Similarly, when asked if they believe in heaven and who gets there, it feels assumed that Christians either are more conservative and believe in heaven or are more liberal and they don’t. There are no questions, however, about the resurrection of the dead or the recreation of all things. I think it’s probably a small number of emerging adults that would try to distinguish these sorts of beliefs from a belief in heaven, but I do feel the numbers are growing. I definitely knew many in college who, thanks to InterVarsity staff, began to see a somewhat different picture of life after death. To assume the options are “all people go to heaven,” “only good people go to heaven,” “only people whose sins are forgiven though faith in Jesus Christ go to heaven” or “there is no heaven,” are the only options is like asking Christians about the end times and only giving the option of a pre-tribulation, mid-trib, or post-trib rapture—when in reality many are postmillenialists, many are amillenialists, etc. I would probably answer such a question “there is no heaven,” because that’s not the way I explain my beliefs, but if I were interviewed, Christian Smith would have realized that he was probably making some assumptions about me he shouldn’t have.
All this to say, it seems to me that while these questions tell us a lot, if sociological questions are not asked with any theological sensitivity to the actual beliefs out there, we can make some wrong conclusions. Of course, I’m not a sociologist yet, and I don’t know if it might be important to not offer over-nuanced options as to not confuse respondents or encourage some sort of social desirability effect (if certain theological beliefs are thought be better in some way than others). So perhaps there is a reason why questions we asked like this.
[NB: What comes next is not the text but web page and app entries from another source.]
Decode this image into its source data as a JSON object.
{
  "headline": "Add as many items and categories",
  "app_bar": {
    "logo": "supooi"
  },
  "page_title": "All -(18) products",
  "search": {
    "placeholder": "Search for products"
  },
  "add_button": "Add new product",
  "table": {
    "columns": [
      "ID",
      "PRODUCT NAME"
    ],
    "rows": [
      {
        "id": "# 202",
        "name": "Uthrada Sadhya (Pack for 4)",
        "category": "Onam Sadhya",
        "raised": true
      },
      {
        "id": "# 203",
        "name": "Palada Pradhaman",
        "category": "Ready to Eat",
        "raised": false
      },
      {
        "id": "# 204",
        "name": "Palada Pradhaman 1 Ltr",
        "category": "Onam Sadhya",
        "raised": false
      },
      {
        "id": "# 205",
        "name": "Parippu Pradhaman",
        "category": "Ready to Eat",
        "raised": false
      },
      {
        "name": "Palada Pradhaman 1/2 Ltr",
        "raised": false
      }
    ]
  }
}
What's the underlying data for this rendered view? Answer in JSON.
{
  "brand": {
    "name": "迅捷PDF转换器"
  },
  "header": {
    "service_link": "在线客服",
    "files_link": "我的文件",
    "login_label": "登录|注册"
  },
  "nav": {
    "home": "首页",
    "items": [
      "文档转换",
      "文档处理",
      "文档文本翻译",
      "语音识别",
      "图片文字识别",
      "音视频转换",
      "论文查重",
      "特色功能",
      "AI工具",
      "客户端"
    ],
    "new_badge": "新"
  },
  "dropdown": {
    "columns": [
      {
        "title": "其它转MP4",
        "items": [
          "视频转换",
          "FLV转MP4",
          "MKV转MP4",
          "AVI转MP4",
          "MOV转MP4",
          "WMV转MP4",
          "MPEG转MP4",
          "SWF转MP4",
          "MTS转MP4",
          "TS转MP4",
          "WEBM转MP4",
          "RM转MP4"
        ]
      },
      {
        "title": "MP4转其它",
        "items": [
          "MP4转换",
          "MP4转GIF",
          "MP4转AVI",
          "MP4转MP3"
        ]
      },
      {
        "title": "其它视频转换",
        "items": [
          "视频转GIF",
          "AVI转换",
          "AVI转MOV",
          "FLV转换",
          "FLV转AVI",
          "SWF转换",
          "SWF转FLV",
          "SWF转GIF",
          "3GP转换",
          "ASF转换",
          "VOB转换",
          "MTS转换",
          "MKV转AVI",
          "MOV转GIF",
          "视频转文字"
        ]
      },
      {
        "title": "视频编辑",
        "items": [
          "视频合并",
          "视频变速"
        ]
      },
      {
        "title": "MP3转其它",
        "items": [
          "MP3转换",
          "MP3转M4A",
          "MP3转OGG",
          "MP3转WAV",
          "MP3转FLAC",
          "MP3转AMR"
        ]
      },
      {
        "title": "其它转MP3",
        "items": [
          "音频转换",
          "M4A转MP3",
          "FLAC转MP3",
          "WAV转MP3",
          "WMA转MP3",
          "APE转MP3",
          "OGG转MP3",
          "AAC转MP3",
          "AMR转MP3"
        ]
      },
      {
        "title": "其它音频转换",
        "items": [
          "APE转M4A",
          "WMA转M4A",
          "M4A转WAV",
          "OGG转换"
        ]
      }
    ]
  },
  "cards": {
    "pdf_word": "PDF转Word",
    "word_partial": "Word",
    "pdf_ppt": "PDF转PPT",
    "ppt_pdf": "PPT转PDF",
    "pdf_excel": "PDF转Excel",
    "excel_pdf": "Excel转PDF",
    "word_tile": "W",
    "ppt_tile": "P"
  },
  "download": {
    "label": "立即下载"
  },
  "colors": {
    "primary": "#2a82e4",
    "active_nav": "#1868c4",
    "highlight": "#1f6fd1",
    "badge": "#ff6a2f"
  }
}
At the same time, I stand by my original perception that these questions are not precise enough to give us excellent data rather than good-ish data.
Maybe Christian Smith or some other clever person can come set us straight?